By Lefteris Yallouros – Athens
Prime Minister Antonis Samaras chaired an inter-ministerial meeting Tuesday attended by the president of the Federation of Enterprises (SEV) Theodoros Fessas in which the issues of the high cost of energy, reducing bureaucracy and finding a solution for non-performing business loans were discussed.
The government and the Federation of Hellenic Enterprises agreed to launch a direct communication line to boost production and tackle sky-high unemployment.
Other issues discussed were those of liquidity, competition, taxation, energy issues, capital mobilization, tax-evasion, tax reforms, simplifying procedures, innovation, and tackling informal labor.
Prime Minister Antonis Samaras said “we are fanatically in favor of entrepreneurship. The government will do everything possible politically, economically and socially to support industry and Greek businesses. There is no other way”.
Speaking to reporters after the meeting, Development Minister Nikos Dendias said that industrial growth was a significant strategic aim for the government while on the issue of non-performing loans, Dendias revealed the government will present a draft text over the next few days to resolve the problem.

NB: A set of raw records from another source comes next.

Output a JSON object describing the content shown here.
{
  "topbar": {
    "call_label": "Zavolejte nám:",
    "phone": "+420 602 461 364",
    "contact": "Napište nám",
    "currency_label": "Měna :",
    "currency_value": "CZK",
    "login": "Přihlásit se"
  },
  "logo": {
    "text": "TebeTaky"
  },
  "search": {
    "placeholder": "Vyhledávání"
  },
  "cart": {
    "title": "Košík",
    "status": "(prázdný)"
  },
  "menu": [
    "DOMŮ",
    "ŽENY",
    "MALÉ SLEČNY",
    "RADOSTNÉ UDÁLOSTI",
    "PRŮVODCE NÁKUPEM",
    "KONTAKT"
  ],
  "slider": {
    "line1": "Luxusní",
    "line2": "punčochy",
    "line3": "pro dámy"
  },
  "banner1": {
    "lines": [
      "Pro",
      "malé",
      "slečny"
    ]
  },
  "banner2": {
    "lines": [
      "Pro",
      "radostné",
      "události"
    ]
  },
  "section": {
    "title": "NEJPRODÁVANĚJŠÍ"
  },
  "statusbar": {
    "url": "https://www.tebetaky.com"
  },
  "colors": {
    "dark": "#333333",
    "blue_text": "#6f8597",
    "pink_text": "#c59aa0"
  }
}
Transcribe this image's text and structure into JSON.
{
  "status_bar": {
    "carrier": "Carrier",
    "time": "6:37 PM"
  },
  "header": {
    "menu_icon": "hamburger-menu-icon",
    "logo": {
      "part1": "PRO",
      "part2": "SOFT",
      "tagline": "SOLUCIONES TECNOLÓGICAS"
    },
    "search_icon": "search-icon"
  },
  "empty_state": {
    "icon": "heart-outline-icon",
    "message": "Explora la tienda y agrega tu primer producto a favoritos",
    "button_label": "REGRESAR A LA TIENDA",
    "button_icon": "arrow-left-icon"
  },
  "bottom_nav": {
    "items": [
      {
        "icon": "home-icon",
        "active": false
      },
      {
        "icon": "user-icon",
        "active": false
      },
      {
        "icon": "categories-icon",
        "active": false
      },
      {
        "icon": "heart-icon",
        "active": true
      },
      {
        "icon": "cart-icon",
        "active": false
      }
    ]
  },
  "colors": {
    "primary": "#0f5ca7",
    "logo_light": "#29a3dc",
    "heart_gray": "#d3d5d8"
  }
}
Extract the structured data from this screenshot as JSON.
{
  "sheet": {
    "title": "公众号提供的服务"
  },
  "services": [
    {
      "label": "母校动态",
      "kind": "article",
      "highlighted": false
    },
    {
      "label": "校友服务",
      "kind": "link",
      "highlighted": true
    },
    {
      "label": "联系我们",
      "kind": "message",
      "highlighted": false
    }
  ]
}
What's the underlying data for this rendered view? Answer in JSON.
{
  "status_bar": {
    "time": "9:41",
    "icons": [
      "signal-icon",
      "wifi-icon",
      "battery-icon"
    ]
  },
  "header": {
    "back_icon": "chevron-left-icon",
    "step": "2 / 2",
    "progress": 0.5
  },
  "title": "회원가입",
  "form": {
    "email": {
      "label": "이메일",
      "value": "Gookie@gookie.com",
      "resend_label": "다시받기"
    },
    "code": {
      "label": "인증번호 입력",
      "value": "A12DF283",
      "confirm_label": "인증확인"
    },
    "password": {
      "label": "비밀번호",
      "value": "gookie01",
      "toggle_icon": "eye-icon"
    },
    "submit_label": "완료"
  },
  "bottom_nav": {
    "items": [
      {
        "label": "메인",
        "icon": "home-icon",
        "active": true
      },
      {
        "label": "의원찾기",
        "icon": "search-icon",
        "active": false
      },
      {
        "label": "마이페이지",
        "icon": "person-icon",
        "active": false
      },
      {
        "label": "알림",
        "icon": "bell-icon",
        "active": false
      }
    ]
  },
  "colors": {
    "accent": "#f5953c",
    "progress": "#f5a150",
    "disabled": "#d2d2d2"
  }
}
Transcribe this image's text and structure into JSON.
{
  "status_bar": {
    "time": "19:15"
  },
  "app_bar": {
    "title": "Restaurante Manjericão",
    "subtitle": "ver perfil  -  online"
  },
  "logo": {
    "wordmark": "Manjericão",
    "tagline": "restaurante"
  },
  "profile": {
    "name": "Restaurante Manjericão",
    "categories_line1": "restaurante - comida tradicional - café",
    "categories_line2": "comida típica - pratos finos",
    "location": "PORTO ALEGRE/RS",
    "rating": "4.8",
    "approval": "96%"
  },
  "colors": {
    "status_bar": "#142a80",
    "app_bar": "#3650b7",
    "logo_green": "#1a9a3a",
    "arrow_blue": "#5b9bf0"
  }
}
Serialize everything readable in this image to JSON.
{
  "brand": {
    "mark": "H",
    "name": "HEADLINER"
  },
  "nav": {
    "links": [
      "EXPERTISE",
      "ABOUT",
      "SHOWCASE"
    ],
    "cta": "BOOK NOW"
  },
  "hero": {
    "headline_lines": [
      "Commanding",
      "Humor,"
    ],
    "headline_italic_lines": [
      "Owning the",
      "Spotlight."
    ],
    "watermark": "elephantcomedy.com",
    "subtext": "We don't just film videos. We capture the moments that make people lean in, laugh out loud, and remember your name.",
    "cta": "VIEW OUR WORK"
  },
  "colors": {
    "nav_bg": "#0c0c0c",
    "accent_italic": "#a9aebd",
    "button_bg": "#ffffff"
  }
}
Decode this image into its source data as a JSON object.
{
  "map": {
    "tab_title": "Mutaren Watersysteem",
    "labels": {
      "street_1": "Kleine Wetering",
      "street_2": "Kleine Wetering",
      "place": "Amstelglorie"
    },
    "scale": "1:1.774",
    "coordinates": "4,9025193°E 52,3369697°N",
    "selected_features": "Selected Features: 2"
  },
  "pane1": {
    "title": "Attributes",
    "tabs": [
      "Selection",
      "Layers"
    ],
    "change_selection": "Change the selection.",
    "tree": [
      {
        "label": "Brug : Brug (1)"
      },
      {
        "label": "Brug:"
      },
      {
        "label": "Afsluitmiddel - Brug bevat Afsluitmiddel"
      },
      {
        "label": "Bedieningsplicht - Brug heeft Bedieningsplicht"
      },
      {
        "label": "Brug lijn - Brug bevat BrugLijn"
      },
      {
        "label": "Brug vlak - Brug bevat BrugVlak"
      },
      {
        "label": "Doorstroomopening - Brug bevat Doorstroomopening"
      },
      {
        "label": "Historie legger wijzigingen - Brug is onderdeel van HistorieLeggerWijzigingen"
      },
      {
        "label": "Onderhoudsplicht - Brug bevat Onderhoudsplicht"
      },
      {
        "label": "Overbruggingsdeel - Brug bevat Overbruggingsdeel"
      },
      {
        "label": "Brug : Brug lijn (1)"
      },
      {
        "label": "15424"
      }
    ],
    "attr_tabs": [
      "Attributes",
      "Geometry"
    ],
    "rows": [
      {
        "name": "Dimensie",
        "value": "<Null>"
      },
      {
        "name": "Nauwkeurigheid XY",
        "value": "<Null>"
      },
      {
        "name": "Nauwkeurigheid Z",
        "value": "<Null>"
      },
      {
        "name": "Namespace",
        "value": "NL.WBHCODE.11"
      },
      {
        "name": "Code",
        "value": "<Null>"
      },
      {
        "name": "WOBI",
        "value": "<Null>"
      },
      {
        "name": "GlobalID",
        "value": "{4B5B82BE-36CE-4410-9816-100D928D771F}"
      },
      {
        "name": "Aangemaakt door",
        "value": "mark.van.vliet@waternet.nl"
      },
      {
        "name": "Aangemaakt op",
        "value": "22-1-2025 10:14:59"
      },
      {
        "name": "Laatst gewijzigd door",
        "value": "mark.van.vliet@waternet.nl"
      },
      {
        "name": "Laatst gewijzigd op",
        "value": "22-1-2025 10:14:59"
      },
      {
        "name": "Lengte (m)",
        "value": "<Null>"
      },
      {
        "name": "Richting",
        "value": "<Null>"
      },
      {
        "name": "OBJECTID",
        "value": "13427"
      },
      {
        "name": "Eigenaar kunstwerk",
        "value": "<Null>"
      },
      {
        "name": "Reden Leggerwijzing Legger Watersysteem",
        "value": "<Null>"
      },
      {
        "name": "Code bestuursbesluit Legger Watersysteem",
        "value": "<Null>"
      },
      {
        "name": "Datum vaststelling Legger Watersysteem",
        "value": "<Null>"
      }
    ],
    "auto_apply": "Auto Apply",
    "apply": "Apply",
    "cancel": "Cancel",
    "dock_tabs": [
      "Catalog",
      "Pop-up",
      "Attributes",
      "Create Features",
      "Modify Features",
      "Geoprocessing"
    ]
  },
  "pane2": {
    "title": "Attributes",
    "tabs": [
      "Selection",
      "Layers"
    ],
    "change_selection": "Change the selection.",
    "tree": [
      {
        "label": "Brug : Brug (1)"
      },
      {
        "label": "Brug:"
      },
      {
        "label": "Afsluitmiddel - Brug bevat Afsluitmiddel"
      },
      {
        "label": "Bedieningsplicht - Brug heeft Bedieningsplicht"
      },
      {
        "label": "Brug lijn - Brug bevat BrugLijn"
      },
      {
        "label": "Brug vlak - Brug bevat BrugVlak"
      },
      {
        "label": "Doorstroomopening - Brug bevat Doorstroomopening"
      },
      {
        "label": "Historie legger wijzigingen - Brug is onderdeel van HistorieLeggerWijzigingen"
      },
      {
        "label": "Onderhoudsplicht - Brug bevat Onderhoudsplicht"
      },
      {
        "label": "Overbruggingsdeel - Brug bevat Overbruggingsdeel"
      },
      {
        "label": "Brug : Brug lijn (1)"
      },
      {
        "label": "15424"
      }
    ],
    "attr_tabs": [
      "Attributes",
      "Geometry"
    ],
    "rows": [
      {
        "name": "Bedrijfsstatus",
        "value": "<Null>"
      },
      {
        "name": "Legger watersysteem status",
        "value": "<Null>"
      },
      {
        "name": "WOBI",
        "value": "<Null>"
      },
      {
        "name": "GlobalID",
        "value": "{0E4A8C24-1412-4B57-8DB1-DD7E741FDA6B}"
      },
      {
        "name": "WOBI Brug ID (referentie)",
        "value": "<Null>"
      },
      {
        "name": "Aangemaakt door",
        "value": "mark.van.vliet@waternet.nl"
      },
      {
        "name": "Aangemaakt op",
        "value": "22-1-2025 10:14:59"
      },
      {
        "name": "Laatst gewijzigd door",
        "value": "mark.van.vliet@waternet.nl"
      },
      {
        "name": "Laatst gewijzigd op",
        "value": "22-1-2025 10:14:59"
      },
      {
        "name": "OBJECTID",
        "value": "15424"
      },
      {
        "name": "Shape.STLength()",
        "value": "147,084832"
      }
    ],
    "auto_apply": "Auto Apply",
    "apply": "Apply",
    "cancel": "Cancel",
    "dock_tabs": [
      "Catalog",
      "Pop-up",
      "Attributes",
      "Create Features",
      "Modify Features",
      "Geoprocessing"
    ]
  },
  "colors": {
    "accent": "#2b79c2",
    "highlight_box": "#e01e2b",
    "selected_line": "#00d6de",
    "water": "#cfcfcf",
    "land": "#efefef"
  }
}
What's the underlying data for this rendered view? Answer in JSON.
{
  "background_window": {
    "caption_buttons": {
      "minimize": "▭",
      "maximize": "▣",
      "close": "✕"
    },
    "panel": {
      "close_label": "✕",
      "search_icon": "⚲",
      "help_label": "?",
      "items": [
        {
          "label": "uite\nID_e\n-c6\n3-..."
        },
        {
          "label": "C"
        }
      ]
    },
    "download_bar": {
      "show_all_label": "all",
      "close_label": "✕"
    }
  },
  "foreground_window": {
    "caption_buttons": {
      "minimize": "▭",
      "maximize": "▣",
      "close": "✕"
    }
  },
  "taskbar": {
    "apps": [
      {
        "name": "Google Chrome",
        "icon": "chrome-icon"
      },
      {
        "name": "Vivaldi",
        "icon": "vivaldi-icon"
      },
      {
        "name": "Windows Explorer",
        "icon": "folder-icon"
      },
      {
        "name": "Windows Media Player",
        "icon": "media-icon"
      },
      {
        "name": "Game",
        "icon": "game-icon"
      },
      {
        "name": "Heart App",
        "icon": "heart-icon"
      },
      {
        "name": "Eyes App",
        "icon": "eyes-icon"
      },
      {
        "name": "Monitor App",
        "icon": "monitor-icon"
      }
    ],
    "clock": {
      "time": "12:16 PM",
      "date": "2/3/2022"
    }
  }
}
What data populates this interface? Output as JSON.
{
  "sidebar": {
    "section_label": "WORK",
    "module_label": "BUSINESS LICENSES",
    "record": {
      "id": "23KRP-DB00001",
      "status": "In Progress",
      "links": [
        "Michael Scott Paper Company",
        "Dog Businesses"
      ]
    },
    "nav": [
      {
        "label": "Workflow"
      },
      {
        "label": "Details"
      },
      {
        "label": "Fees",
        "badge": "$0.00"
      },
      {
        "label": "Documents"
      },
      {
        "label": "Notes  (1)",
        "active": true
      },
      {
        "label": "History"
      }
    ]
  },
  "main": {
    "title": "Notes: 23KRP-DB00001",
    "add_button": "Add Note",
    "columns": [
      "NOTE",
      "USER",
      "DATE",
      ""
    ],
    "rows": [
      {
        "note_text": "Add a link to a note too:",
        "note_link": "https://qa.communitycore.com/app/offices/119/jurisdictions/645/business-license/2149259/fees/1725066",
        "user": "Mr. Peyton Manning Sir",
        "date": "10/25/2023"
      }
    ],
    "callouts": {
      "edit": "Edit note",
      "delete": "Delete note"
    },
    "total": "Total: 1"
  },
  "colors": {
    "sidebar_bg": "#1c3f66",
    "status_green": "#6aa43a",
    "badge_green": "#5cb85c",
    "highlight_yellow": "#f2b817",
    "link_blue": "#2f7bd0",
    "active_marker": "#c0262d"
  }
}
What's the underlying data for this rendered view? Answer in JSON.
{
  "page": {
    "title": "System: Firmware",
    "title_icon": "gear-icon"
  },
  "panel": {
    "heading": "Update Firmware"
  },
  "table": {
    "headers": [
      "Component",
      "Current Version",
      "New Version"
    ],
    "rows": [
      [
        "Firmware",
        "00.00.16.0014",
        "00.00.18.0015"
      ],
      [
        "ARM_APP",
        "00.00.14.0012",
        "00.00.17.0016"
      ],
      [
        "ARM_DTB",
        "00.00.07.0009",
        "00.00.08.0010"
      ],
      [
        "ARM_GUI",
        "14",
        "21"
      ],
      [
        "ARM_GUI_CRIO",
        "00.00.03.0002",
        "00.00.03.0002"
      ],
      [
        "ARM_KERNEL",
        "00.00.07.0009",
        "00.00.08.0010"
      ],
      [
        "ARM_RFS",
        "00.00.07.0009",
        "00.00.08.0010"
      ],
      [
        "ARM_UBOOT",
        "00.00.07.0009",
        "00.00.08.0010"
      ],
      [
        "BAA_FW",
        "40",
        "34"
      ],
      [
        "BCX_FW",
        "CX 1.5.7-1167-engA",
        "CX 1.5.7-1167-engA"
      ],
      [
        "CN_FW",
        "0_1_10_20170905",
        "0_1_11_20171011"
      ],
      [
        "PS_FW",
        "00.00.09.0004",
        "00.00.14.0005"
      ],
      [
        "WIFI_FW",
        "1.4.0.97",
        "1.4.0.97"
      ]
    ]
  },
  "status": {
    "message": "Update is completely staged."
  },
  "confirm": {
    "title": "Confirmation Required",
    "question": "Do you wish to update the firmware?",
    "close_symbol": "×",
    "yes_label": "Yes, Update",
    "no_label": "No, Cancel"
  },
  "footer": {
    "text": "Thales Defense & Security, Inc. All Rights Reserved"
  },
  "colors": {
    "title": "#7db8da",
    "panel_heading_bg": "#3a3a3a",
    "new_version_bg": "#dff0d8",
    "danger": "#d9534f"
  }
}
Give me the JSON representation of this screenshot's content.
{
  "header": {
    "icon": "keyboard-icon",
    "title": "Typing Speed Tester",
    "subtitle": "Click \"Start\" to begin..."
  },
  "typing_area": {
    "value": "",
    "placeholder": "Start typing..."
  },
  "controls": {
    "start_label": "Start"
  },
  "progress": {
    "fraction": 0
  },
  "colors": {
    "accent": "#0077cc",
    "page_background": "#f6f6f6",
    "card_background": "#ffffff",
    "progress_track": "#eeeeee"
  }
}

“The economy is showing signs of growth offering hope of more investments. The message from the private sector is optimistic,” Theodoros Fessas told reporters, after the meeting. On non-performing loans, Fessas said there will be a legislative initiative by Development ministry with the aim to avoid creating a moral hazard.
According to government sources, the solutions proposed for dealing with NPLs will not affect bank budgets and will support businesses facing financial problems dues to the crisis and reduction of consumption.
Tuesday’s meeting is considered one of the final steps before the government puts its plan in motion to deal with NPLs, an issue crucial to the country’s economy. The coalition government’s goal is to introduce a new settlement for all private debt in the fall. As the SEV Presidnet pointed out, dealing with this issue along with the recapitalization of banks through private funds and the access to capital markets by the Greek state, banks and businesses create hope for a return to normality in terms of funding the economy.